“I was very proud to say that that ended up kind of being what I did, what I do, for a living,” he adds. “I teach people dance. I get them ready to be performers in this show or elsewhere.”
Now Callahan, who says he was always a fan of Disney parks and movies growing up, is living his Disney childhood dream touring around the country with Aladdin. He is not only the show’s dance captain and a swing but also the understudy for Aladdin and Iago, something he says gives him a chance to flex his funny bone.
“I never imagined like when I was in college even that I would be understudying like the funny guys, that’s not where I saw myself going, but it’s actually become like a through-line in my career since I graduated,” he says. ”It’s a blast to get to work that part of my ability as well, you know.”
“I’m dancing so much and teaching so much, and in the ensemble when needed, it’s nice to be able to go out and work that muscle that otherwise I would have to find elsewhere.”
Callahan says he is grateful to be part of what he calls a monster of a tour, certainly one of the largest national tours ever, and a cast of beautifully, ethnically diverse people. And while the show is steeped in nostalgia for many people coming to see it, Callahan hopes that now more than ever its moral message isn’t lost on the kids.
“Our show has a very strong voice about like being who you are and doing what’s right over what’s easy.”

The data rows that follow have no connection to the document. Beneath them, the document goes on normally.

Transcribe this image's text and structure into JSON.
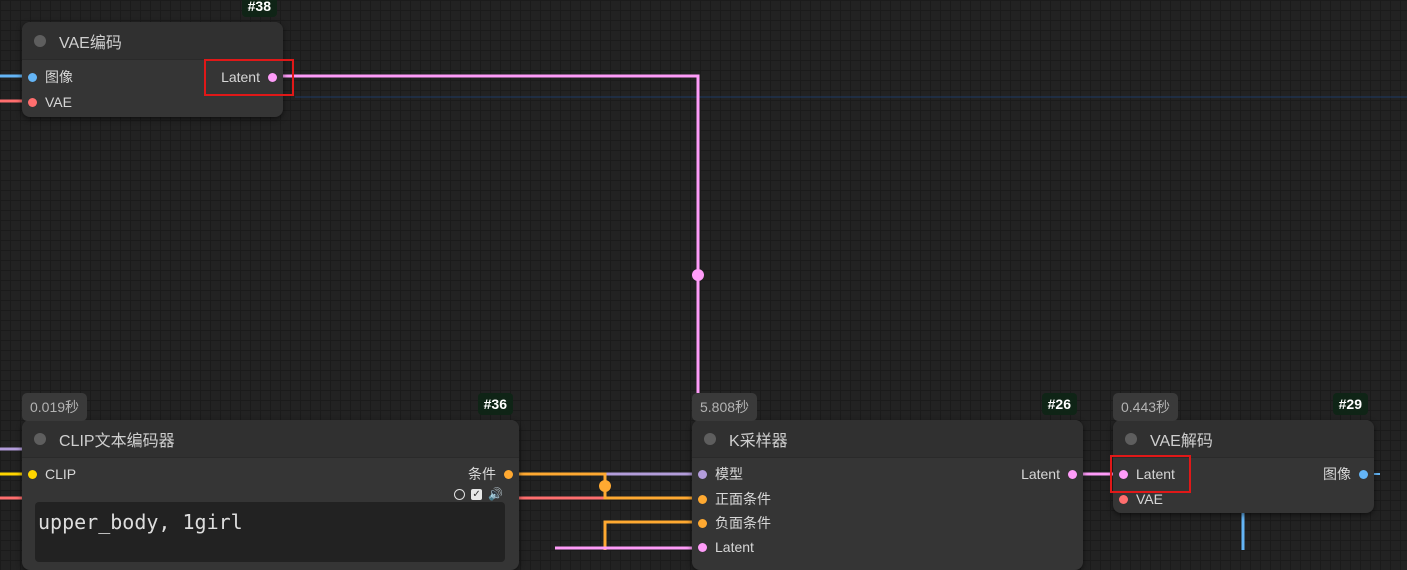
{
  "colors": {
    "latent": "#ff9cf9",
    "image": "#64b5f6",
    "vae": "#ff6e6e",
    "clip": "#ffd500",
    "conditioning": "#ffa931",
    "model": "#b39ddb"
  },
  "nodes": {
    "vae_encode": {
      "id": "#38",
      "title": "VAE编码",
      "inputs": [
        "图像",
        "VAE"
      ],
      "output": "Latent"
    },
    "clip_encode": {
      "id": "#36",
      "time": "0.019秒",
      "title": "CLIP文本编码器",
      "input": "CLIP",
      "output": "条件",
      "text": "upper_body, 1girl"
    },
    "ksampler": {
      "id": "#26",
      "time": "5.808秒",
      "title": "K采样器",
      "inputs": [
        "模型",
        "正面条件",
        "负面条件",
        "Latent"
      ],
      "output": "Latent"
    },
    "vae_decode": {
      "id": "#29",
      "time": "0.443秒",
      "title": "VAE解码",
      "inputs": [
        "Latent",
        "VAE"
      ],
      "output": "图像"
    }
  }
}
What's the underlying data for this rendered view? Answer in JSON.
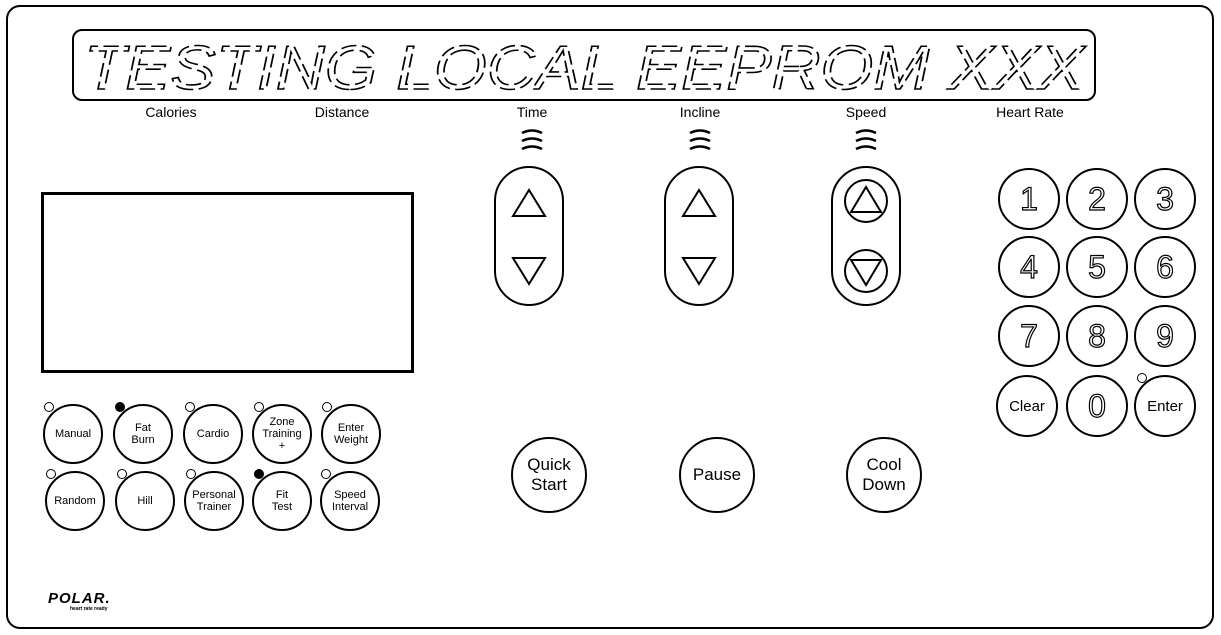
{
  "display": {
    "message": "TESTING LOCAL EEPROM XXX",
    "labels": [
      "Calories",
      "Distance",
      "Time",
      "Incline",
      "Speed",
      "Heart Rate"
    ]
  },
  "adjust_controls": [
    {
      "name": "time",
      "up_icon": "up-triangle",
      "down_icon": "down-triangle"
    },
    {
      "name": "incline",
      "up_icon": "up-triangle",
      "down_icon": "down-triangle"
    },
    {
      "name": "speed",
      "up_icon": "up-triangle-circled",
      "down_icon": "down-triangle-circled"
    }
  ],
  "programs": [
    {
      "label": "Manual",
      "led_on": false
    },
    {
      "label": "Fat\nBurn",
      "led_on": true
    },
    {
      "label": "Cardio",
      "led_on": false
    },
    {
      "label": "Zone\nTraining\n+",
      "led_on": false
    },
    {
      "label": "Enter\nWeight",
      "led_on": false
    },
    {
      "label": "Random",
      "led_on": false
    },
    {
      "label": "Hill",
      "led_on": false
    },
    {
      "label": "Personal\nTrainer",
      "led_on": false
    },
    {
      "label": "Fit\nTest",
      "led_on": true
    },
    {
      "label": "Speed\nInterval",
      "led_on": false
    }
  ],
  "actions": {
    "quick_start": "Quick\nStart",
    "pause": "Pause",
    "cool_down": "Cool\nDown"
  },
  "keypad": [
    "1",
    "2",
    "3",
    "4",
    "5",
    "6",
    "7",
    "8",
    "9",
    "Clear",
    "0",
    "Enter"
  ],
  "keypad_enter_led_on": false,
  "brand": {
    "logo": "POLAR.",
    "tagline": "heart rate ready"
  },
  "colors": {
    "ink": "#000000",
    "background": "#ffffff"
  }
}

“I hope that they [the kids] leave feeling like they’re capable of anything and that they don’t need to be someone else to achieve anything. They just need to be themselves.”